(Dataset rows describing interfaces)

::::::::::

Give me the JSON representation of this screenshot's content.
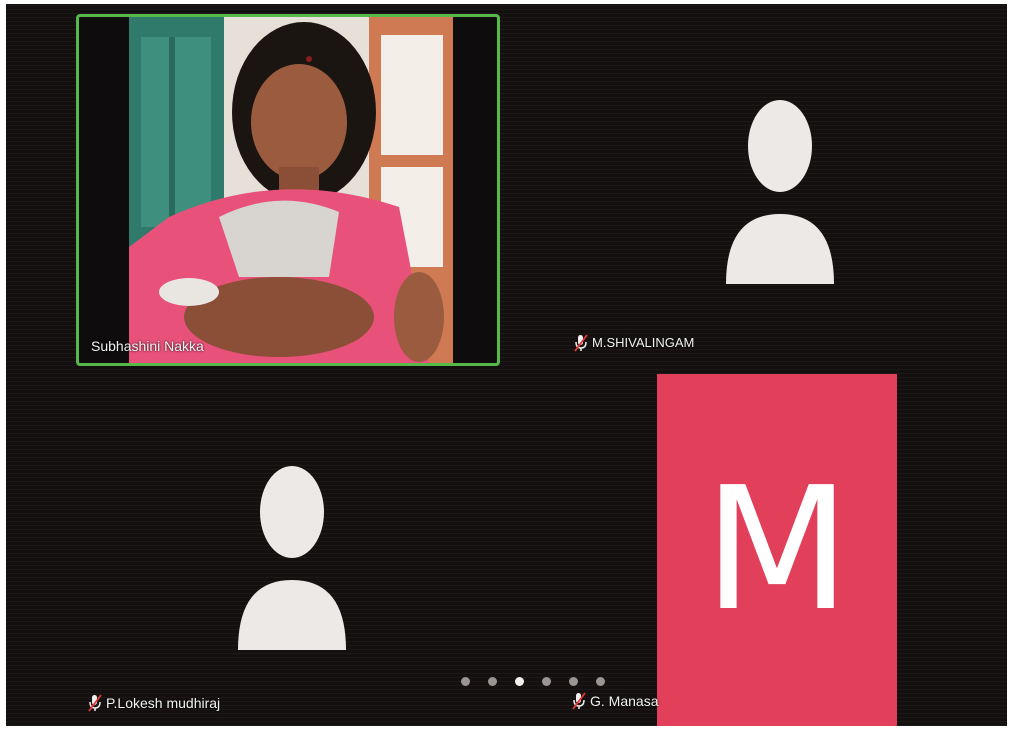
{
  "participants": [
    {
      "name": "Subhashini Nakka",
      "video_on": true,
      "muted": false,
      "active_speaker": true
    },
    {
      "name": "M.SHIVALINGAM",
      "video_on": false,
      "muted": true
    },
    {
      "name": "P.Lokesh mudhiraj",
      "video_on": false,
      "muted": true
    },
    {
      "name": "G. Manasa",
      "video_on": false,
      "muted": true,
      "avatar_letter": "M",
      "avatar_color": "#e2405a"
    }
  ],
  "pagination": {
    "pages": 6,
    "current": 3
  },
  "colors": {
    "active_speaker_border": "#57b94a",
    "background": "#141010"
  }
}
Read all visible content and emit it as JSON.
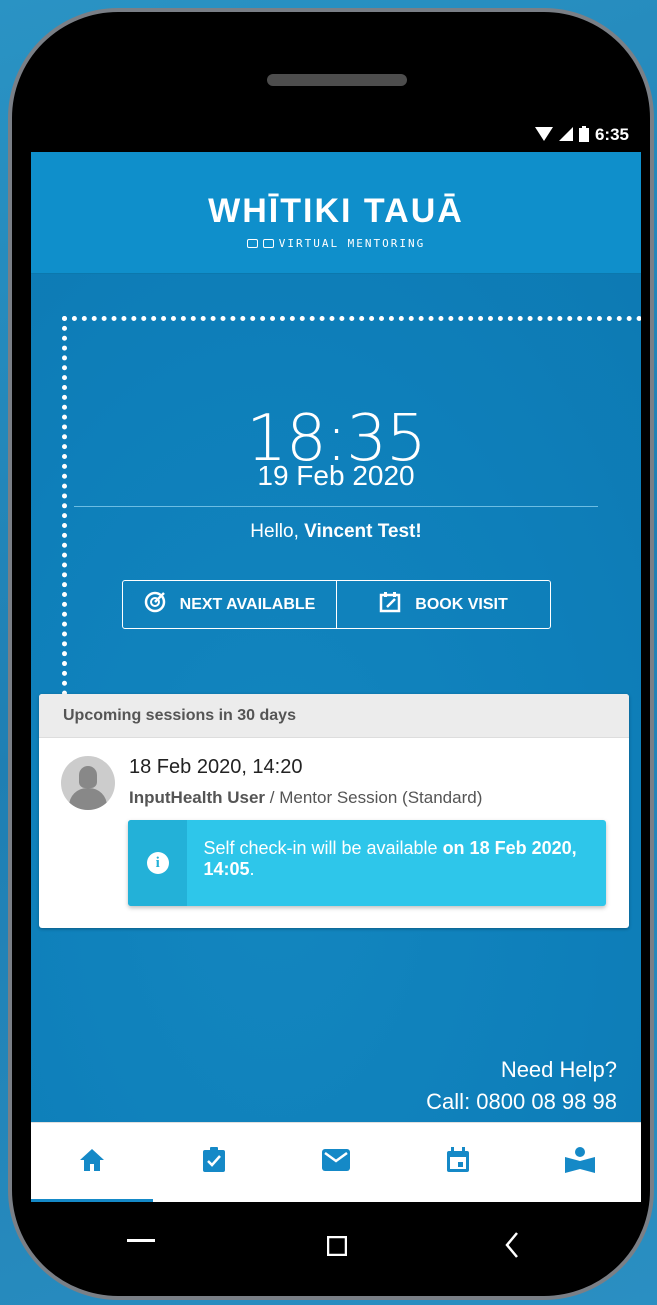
{
  "status_bar": {
    "time": "6:35"
  },
  "header": {
    "brand": "WHĪTIKI TAUĀ",
    "tagline": "VIRTUAL MENTORING"
  },
  "main": {
    "clock": "18:35",
    "date": "19 Feb 2020",
    "greeting": "Hello, ",
    "user_name": "Vincent Test!",
    "actions": [
      {
        "label": "NEXT AVAILABLE",
        "icon": "target-check-icon"
      },
      {
        "label": "BOOK VISIT",
        "icon": "calendar-edit-icon"
      }
    ]
  },
  "upcoming": {
    "title": "Upcoming sessions in 30 days",
    "sessions": [
      {
        "datetime": "18 Feb 2020, 14:20",
        "user": "InputHealth User",
        "type": " / Mentor Session (Standard)",
        "notice_prefix": "Self check-in will be available ",
        "notice_bold": "on 18 Feb 2020, 14:05",
        "notice_suffix": "."
      }
    ]
  },
  "help": {
    "line1": "Need Help?",
    "line2": "Call: 0800 08 98 98"
  },
  "bottom_nav": [
    {
      "name": "home-icon",
      "active": true
    },
    {
      "name": "checklist-icon",
      "active": false
    },
    {
      "name": "mail-icon",
      "active": false
    },
    {
      "name": "calendar-icon",
      "active": false
    },
    {
      "name": "reading-icon",
      "active": false
    }
  ],
  "colors": {
    "accent": "#1589c7",
    "header_bg": "#0f8fcb",
    "notice_bg": "#2ec6ea"
  }
}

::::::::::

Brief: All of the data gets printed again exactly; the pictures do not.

Worked solution:
Give me the JSON representation of this screenshot's content.
{
  "participants": [
    {
      "name": "Subhashini Nakka",
      "video_on": true,
      "muted": false,
      "active_speaker": true
    },
    {
      "name": "M.SHIVALINGAM",
      "video_on": false,
      "muted": true
    },
    {
      "name": "P.Lokesh mudhiraj",
      "video_on": false,
      "muted": true
    },
    {
      "name": "G. Manasa",
      "video_on": false,
      "muted": true,
      "avatar_letter": "M",
      "avatar_color": "#e2405a"
    }
  ],
  "pagination": {
    "pages": 6,
    "current": 3
  },
  "colors": {
    "active_speaker_border": "#57b94a",
    "background": "#141010"
  }
}
Read all visible content and emit it as JSON.
{
  "status_bar": {
    "time": "6:35"
  },
  "header": {
    "brand": "WHĪTIKI TAUĀ",
    "tagline": "VIRTUAL MENTORING"
  },
  "main": {
    "clock": "18:35",
    "date": "19 Feb 2020",
    "greeting": "Hello, ",
    "user_name": "Vincent Test!",
    "actions": [
      {
        "label": "NEXT AVAILABLE",
        "icon": "target-check-icon"
      },
      {
        "label": "BOOK VISIT",
        "icon": "calendar-edit-icon"
      }
    ]
  },
  "upcoming": {
    "title": "Upcoming sessions in 30 days",
    "sessions": [
      {
        "datetime": "18 Feb 2020, 14:20",
        "user": "InputHealth User",
        "type": " / Mentor Session (Standard)",
        "notice_prefix": "Self check-in will be available ",
        "notice_bold": "on 18 Feb 2020, 14:05",
        "notice_suffix": "."
      }
    ]
  },
  "help": {
    "line1": "Need Help?",
    "line2": "Call: 0800 08 98 98"
  },
  "bottom_nav": [
    {
      "name": "home-icon",
      "active": true
    },
    {
      "name": "checklist-icon",
      "active": false
    },
    {
      "name": "mail-icon",
      "active": false
    },
    {
      "name": "calendar-icon",
      "active": false
    },
    {
      "name": "reading-icon",
      "active": false
    }
  ],
  "colors": {
    "accent": "#1589c7",
    "header_bg": "#0f8fcb",
    "notice_bg": "#2ec6ea"
  }
}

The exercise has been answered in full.